Along with txfarmer's 36 hour baguettes, one of the other well known sourdough formulas on The Fresh Loaf is David Snyder's San Joaquin Sourdough. David is one of the regular posters over there and he puts out beautiful loaf after beautiful loaf. He has posted several iterations of his "SJSD" formula and you can find the one I used here. Check out this one too, look at those ears!
David posted a very interesting history of the San Joaquin Sourdough, "During the 1970's and 1980's, a group of younger French boulangers rebelled against the industrial baguettes that had been replacing the traditional baguettes in France since WW II. Presumably influenced by the teaching of Prof. Raymond Calvel, who emphasized the importance of a long slow fermentation to develop the flavor of bread, they introduced a cold retardation stage during bulk fermentation (before the dough is divided and shaped). In 2008, a young Parisian boulanger named Anis Bouabsa won the annual award for the best baguette in Paris using this procedure.
Janedo, a French home baker (born and raised in Vancouver, BC, for your interest) and member of TFL visited Bouabsa's boulangerie and learned about his method, which she then shared with us here. Over the ensuing months, a number of us made baguettes using Bouabsa's formula. Jane and I began fiddling with it - adding some rye flour and some levain, and, eventually, leaving out the commercial yeast altogether. Then I started using this dough to make bâtards and, occasionally, boules. Thus, the San Joaquin Sourdough was born."
While I still have a long way to go to get near David's expertise in terms of shaping, fermentation and everything, else even a poseur like myself can turn out a great tasting loaf by following his very specific instructions.
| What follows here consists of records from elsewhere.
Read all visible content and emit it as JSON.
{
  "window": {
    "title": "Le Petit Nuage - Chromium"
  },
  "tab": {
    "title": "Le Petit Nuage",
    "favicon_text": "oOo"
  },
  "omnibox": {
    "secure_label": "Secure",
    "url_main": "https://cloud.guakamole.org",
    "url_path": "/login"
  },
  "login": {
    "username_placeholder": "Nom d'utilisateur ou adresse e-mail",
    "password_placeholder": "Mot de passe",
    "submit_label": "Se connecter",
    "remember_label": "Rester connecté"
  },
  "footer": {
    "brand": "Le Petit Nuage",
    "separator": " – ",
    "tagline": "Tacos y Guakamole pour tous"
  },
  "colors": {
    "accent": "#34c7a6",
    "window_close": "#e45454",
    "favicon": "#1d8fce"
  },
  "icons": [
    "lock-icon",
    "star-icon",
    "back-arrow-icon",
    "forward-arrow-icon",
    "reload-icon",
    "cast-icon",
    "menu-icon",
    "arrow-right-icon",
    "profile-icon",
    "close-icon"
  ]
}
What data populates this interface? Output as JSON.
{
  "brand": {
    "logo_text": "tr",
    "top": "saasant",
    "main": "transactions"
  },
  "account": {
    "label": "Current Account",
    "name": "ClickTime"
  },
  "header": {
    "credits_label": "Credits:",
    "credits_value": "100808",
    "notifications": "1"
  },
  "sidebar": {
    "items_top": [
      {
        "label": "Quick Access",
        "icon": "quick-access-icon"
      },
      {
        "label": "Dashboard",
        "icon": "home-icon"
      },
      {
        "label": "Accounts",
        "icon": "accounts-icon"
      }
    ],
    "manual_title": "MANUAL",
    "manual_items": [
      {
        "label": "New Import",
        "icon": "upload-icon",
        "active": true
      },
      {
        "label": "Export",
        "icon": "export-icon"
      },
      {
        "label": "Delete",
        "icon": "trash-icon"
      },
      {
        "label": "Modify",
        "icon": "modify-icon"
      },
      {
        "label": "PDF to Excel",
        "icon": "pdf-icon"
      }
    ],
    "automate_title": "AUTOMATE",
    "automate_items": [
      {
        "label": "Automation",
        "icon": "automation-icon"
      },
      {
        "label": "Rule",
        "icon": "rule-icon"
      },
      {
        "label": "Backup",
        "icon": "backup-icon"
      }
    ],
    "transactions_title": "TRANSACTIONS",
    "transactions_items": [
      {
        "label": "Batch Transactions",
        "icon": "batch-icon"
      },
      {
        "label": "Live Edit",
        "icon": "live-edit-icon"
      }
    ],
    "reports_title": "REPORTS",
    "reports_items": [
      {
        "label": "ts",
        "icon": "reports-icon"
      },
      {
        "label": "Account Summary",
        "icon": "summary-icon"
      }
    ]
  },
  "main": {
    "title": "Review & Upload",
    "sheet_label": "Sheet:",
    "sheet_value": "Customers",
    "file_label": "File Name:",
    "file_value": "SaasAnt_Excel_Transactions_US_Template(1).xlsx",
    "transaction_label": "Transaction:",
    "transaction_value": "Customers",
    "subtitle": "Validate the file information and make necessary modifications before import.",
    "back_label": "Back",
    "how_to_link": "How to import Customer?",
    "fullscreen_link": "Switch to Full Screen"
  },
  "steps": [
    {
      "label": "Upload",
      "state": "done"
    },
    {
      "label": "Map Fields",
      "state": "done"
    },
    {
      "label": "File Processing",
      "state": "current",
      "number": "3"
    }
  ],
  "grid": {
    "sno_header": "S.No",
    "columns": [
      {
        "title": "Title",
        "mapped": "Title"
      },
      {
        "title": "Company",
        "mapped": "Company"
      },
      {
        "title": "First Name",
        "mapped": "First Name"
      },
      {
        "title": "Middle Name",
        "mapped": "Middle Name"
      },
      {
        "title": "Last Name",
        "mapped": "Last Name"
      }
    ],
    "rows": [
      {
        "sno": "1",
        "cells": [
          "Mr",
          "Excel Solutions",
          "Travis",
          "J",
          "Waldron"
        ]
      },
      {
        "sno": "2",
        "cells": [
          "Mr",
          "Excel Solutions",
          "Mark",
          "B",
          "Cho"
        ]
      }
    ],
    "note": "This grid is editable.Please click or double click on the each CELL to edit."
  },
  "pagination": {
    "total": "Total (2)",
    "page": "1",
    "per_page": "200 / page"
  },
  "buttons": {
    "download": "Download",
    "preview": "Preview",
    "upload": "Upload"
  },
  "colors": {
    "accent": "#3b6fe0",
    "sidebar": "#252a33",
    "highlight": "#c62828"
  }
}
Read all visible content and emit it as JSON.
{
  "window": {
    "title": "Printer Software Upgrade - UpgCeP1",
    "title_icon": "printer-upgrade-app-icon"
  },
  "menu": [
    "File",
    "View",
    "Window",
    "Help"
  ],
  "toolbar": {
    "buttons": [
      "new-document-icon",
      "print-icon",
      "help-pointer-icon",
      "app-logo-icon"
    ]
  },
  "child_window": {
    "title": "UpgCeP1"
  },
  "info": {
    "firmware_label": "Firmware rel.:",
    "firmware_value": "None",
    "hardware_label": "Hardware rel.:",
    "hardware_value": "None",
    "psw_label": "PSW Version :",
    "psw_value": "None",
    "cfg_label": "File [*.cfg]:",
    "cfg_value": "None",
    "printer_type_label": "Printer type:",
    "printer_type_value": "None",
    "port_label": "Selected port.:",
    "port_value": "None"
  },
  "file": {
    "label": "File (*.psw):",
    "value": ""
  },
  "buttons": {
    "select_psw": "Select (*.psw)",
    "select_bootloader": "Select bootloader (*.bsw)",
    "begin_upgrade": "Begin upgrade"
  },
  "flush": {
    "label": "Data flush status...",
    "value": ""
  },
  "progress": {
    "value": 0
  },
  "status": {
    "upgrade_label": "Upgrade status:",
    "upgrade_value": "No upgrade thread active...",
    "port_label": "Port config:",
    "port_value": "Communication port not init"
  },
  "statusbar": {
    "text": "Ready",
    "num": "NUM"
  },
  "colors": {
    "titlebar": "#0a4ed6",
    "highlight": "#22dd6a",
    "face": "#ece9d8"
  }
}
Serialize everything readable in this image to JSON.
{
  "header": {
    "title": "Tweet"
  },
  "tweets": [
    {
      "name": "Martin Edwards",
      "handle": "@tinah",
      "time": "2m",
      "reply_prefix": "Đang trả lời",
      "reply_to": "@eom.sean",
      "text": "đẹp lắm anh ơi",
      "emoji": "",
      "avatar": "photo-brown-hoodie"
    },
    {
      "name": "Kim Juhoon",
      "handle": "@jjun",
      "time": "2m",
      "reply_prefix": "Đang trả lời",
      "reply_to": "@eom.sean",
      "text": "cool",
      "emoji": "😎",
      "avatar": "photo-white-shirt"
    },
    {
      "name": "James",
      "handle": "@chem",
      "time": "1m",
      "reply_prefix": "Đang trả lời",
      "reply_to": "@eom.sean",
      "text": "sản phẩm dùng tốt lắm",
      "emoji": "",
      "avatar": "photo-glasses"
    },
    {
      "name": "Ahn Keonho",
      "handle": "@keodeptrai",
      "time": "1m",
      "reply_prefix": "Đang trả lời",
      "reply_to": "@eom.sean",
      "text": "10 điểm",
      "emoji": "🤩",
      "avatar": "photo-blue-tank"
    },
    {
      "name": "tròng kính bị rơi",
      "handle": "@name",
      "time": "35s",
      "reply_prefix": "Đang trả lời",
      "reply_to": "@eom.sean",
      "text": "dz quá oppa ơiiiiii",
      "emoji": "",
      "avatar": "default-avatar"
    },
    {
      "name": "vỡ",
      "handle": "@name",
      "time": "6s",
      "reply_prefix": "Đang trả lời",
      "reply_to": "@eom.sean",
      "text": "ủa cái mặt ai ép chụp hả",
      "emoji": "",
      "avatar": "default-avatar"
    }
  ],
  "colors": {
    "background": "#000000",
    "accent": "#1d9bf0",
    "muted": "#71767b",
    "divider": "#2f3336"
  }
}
The crumb was softer that other sourdoughs I've made, with a wonderful flavor and a mild sour tang.